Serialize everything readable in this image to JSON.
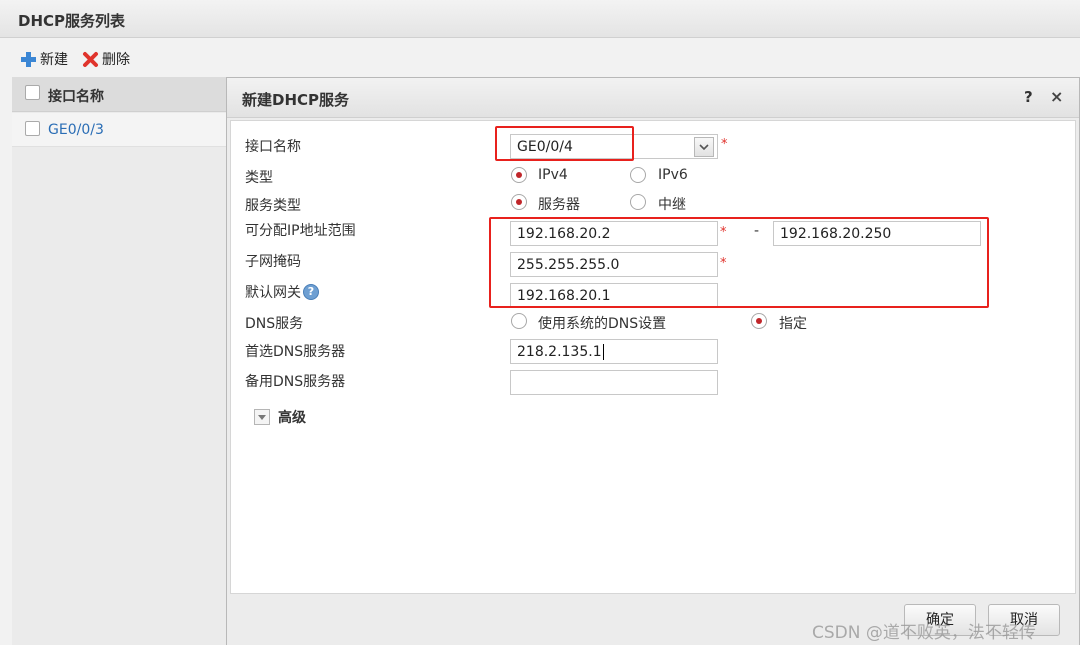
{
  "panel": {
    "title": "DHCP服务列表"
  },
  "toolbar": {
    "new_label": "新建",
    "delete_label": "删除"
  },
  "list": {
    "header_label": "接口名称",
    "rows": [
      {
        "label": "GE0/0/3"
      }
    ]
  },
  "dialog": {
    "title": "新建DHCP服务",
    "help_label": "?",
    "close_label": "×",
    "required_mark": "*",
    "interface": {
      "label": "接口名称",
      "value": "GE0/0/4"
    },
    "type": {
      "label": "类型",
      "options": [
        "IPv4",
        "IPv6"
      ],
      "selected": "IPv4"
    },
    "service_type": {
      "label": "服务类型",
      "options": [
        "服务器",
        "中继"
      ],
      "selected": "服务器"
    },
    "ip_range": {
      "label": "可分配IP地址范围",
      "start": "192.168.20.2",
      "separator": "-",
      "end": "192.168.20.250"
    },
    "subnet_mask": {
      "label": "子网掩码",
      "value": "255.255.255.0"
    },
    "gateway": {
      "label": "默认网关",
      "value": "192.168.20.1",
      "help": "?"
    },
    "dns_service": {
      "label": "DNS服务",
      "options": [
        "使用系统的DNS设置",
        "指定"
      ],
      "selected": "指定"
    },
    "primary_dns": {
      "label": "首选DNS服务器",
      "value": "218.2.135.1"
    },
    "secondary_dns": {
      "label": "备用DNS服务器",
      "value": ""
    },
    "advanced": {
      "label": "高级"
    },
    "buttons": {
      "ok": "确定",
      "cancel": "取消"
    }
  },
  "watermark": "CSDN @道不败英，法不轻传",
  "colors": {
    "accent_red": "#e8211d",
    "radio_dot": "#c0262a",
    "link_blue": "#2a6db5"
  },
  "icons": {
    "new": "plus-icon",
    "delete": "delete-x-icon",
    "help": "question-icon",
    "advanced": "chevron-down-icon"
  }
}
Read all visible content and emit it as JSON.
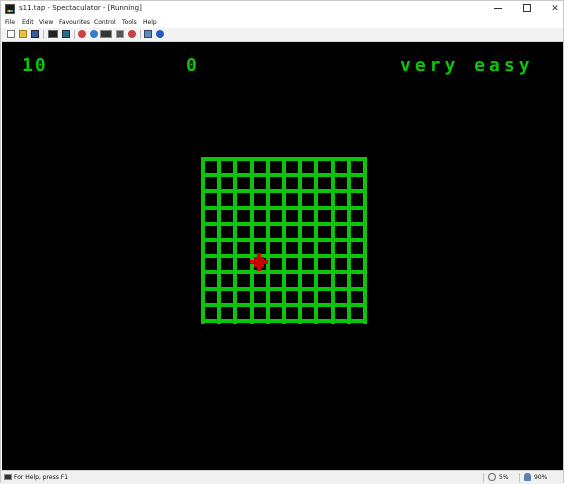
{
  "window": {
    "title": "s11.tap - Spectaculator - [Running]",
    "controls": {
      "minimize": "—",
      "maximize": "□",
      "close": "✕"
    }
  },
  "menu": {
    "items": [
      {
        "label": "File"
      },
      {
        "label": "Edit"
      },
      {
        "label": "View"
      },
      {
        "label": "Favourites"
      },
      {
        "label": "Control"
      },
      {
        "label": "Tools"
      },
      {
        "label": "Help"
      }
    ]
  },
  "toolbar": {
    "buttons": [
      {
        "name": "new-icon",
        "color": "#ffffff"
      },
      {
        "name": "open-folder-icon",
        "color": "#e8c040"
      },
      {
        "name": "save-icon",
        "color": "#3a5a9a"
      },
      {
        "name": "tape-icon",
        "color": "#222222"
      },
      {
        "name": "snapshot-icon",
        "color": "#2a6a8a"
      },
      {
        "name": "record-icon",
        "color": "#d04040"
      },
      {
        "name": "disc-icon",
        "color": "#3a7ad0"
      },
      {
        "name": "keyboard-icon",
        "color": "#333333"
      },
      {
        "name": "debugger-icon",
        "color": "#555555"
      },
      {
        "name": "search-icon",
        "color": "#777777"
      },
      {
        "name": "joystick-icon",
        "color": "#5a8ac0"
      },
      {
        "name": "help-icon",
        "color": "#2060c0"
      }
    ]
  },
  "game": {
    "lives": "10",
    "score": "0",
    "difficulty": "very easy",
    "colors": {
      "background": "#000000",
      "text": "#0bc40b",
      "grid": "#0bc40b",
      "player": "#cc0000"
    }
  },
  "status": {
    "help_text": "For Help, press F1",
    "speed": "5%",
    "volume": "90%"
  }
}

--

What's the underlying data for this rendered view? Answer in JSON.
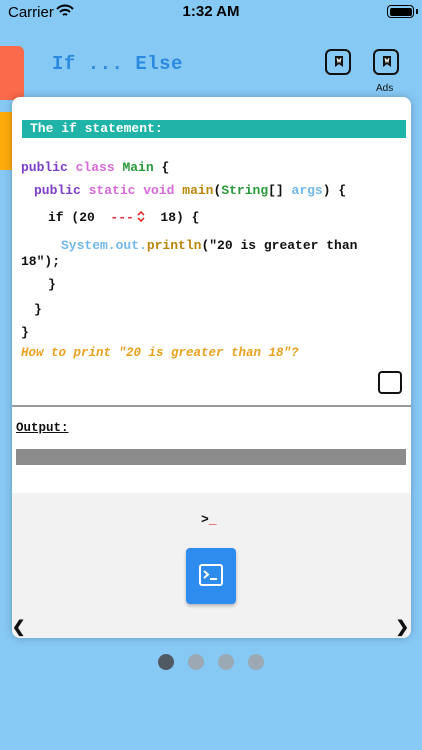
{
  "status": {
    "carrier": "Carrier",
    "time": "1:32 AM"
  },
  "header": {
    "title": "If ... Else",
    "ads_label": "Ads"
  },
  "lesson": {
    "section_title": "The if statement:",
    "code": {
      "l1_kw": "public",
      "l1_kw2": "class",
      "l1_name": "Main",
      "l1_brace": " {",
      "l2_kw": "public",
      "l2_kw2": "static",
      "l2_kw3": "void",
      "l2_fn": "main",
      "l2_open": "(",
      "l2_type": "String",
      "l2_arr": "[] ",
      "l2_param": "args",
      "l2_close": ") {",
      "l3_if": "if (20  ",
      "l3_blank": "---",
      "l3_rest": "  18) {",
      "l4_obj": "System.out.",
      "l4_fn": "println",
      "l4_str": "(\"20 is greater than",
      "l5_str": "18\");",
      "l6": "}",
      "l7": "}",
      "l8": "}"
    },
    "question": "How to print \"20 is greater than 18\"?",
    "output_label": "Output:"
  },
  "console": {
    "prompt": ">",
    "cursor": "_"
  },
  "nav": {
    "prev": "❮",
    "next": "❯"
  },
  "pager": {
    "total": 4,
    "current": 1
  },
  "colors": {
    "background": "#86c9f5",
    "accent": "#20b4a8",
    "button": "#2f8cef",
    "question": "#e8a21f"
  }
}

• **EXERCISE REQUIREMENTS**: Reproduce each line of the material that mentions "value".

• **ANSWER TO THE EXERCISE**:
      "value": "GE0/0/4"
      "value": "255.255.255.0"
      "value": "192.168.20.1",
      "value": "218.2.135.1"
      "value": ""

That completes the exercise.